The mechanical shaft seal in a spa pump is what keeps water from leaking along the shaft, as the shaft enters through the seal plate. A shaft seal is a two part design, which when compressed, prevents leakage, even though it is not touching the shaft. It can’t touch the shaft, whirling at 3500 RPM, and would quickly burn up, if the shaft were rubbing or touching the seal.
What causes a spa shaft seal to fail? Bad water chemistry or high sanitizer levels can damage the soft rubber and steel parts of a shaft seal. A water hammer effect, caused by suddenly closing a valve while the spa pump is running, can blow out a seal. Using a pool pump shaft seal, made of Buna or another soft rubber will not stand up to high spa temperatures or the degradation caused by spa ozonators. Finally, running a spa pump dry, due to an air lock or low water level can cause a shaft seal to overheat and fail.
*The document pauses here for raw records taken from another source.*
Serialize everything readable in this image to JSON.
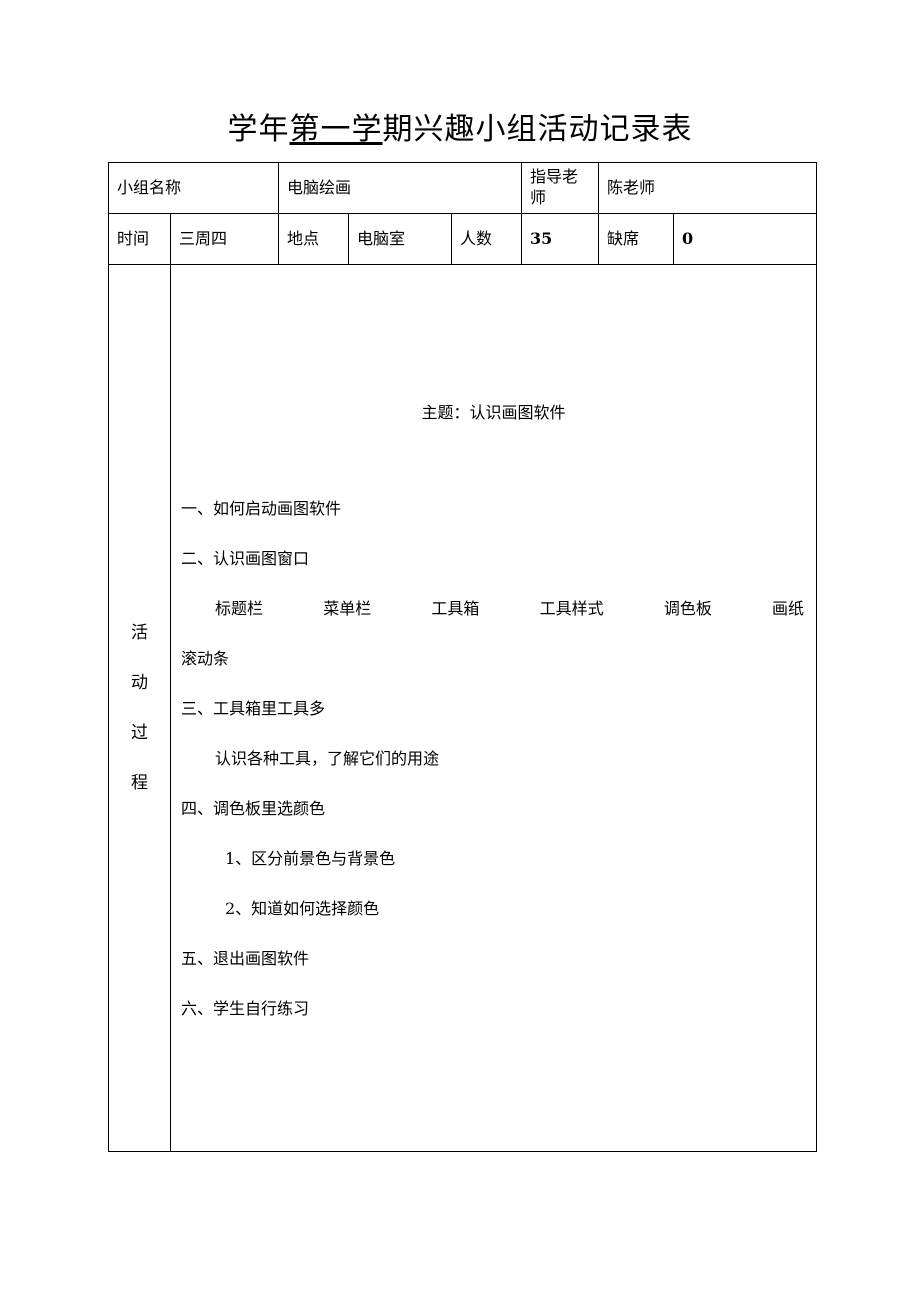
{
  "title": {
    "prefix": "学年",
    "underlined": "第一学",
    "suffix": "期兴趣小组活动记录表",
    "full": "学年第一学期兴趣小组活动记录表"
  },
  "table": {
    "row1": {
      "label_group_name": "小组名称",
      "value_group_name": "电脑绘画",
      "label_teacher": "指导老师",
      "value_teacher": "陈老师"
    },
    "row2": {
      "label_time": "时间",
      "value_time": "三周四",
      "label_place": "地点",
      "value_place": "电脑室",
      "label_count": "人数",
      "value_count": "35",
      "label_absent": "缺席",
      "value_absent": "0"
    },
    "body": {
      "vertical_label": [
        "活",
        "动",
        "过",
        "程"
      ],
      "subject": "主题：认识画图软件",
      "lines": {
        "item1": "一、如何启动画图软件",
        "item2": "二、认识画图窗口",
        "tools": [
          "标题栏",
          "菜单栏",
          "工具箱",
          "工具样式",
          "调色板",
          "画纸"
        ],
        "tools_wrap": "滚动条",
        "item3": "三、工具箱里工具多",
        "item3_sub": "认识各种工具，了解它们的用途",
        "item4": "四、调色板里选颜色",
        "item4_sub1": "1、区分前景色与背景色",
        "item4_sub2": "2、知道如何选择颜色",
        "item5": "五、退出画图软件",
        "item6": "六、学生自行练习"
      }
    }
  }
}
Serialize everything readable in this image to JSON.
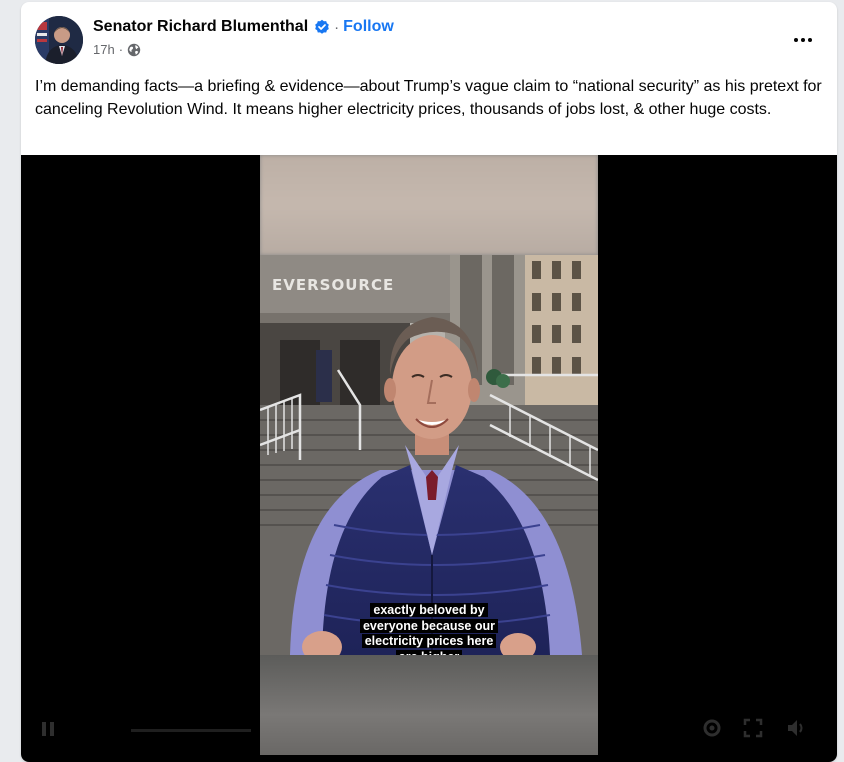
{
  "post": {
    "author": "Senator Richard Blumenthal",
    "separator": "·",
    "follow_label": "Follow",
    "timestamp": "17h",
    "meta_separator": "·",
    "privacy_icon": "globe-icon",
    "verified_icon": "verified-badge-icon",
    "more_icon": "more-options-icon",
    "text": "I’m demanding facts—a briefing & evidence—about Trump’s vague claim to “national security” as his pretext for canceling Revolution Wind. It means higher electricity prices, thousands of jobs lost, & other huge costs."
  },
  "video": {
    "building_sign": "EVERSOURCE",
    "caption": "exactly beloved by everyone because our electricity prices here are higher",
    "controls": {
      "play_icon": "play-icon",
      "settings_icon": "gear-icon",
      "fullscreen_icon": "fullscreen-icon",
      "volume_icon": "volume-icon"
    }
  },
  "colors": {
    "accent": "#1877f2",
    "text": "#050505",
    "secondary_text": "#65676b",
    "card_background": "#ffffff",
    "page_background": "#e9ebee",
    "video_background": "#000000"
  }
}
Replacing a leaking shaft seal begins with shutting down the power and disassembling the wet end of the pump. Four bolts are removed to open up the wet end and expose the impeller. If your spa pump has an open bracket, where you can see the shaft, hold the shaft stationary while you unthread the impeller from the shaft (counter clockwise). When the impeller is removed, you can pull the seal plate off of the motor.
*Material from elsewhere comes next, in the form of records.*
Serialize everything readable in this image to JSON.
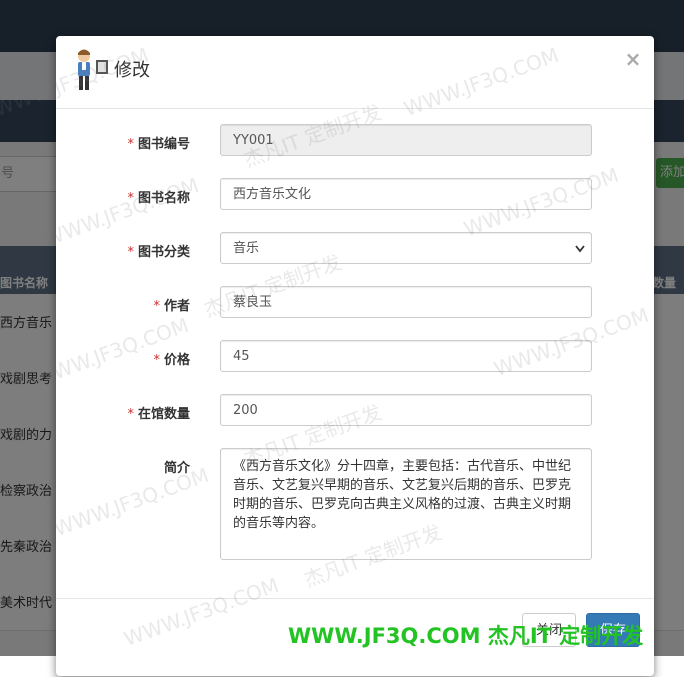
{
  "background": {
    "search_placeholder": "号",
    "add_button": "添加",
    "table_headers": [
      "图书名称",
      "数量"
    ],
    "rows": [
      "西方音乐",
      "戏剧思考",
      "戏剧的力",
      "检察政治",
      "先秦政治",
      "美术时代"
    ]
  },
  "modal": {
    "title": "修改",
    "close_symbol": "×",
    "fields": [
      {
        "required": "*",
        "label": "图书编号",
        "value": "YY001",
        "type": "disabled"
      },
      {
        "required": "*",
        "label": "图书名称",
        "value": "西方音乐文化",
        "type": "text"
      },
      {
        "required": "*",
        "label": "图书分类",
        "value": "音乐",
        "type": "select"
      },
      {
        "required": "*",
        "label": "作者",
        "value": "蔡良玉",
        "type": "text"
      },
      {
        "required": "*",
        "label": "价格",
        "value": "45",
        "type": "text"
      },
      {
        "required": "*",
        "label": "在馆数量",
        "value": "200",
        "type": "text"
      }
    ],
    "summary_label": "简介",
    "summary_value": "《西方音乐文化》分十四章，主要包括：古代音乐、中世纪音乐、文艺复兴早期的音乐、文艺复兴后期的音乐、巴罗克时期的音乐、巴罗克向古典主义风格的过渡、古典主义时期的音乐等内容。",
    "buttons": {
      "close": "关闭",
      "save": "保存"
    }
  },
  "watermarks": {
    "url": "WWW.JF3Q.COM",
    "cn": "杰凡IT 定制开发",
    "bottom": "WWW.JF3Q.COM 杰凡IT 定制开发"
  },
  "colors": {
    "primary": "#337ab7",
    "required": "#c9302c",
    "watermark_green": "#22c322"
  }
}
Remove the old shaft seal halves – the spring half is pulled off of the back of the impeller, and the ring half is pried out of the seal plate with a screwdriver or just your fingers. After removing the old shaft seal, wipe clean the impeller and seal plate, removing any grease or deposits.
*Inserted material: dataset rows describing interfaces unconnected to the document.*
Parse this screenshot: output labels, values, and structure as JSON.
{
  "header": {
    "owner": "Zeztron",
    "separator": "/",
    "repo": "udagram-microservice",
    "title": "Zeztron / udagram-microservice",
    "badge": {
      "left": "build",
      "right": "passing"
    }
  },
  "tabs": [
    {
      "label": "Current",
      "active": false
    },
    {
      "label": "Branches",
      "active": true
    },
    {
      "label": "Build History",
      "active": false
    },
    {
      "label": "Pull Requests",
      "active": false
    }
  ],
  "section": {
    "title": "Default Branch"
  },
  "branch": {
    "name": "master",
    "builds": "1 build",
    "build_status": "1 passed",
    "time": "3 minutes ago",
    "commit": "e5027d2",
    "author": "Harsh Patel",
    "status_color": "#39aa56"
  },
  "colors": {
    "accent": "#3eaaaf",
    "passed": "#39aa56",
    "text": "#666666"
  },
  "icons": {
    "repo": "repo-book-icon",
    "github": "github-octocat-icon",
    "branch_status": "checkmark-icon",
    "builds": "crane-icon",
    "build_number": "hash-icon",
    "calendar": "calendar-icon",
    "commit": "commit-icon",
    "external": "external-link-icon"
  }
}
With clean hands, press the ring half of the seal into the seal plate. Be careful to keep the ceramic face clean, and press it all the way into the seal plate, as shown below.
Next, slide the spring half over the shaft collar on the back of the impeller. The soft rubber side faces the impeller, and the hard plastic side faces the ceramic seal ring half. It’s very common to install the spring half backwards, so be careful to install it in the right direction.
Now you can reassemble the wet end, bolting the seal plate to the motor, and threading on the impeller. If the motor has a lot of white crusty deposits, or if you notice rust on the motor shaft, clean before reassembly with sandpaper or emory cloth. Lubricate any seal plate o-rings, but don’t lubricate the shaft seal.
Replacing a shaft seal can be accomplished in less than a half hour. If you want to complete the job in half the time, replace the entire wet end assembly for your spa pump.
The wet end assembly includes everything but the motor, and in addition to the new shaft seal, it comes with the impeller and complete impeller housing or volute. In short, everything that is in contact with the water (the wet end of the pump), shown here in the picture.
If you have any questions about buying the correct spa shaft seals, or which spa pump wet end to use – or if you run into some unexpected complications, see Danny’s excellent post on replacing spa shaft seals.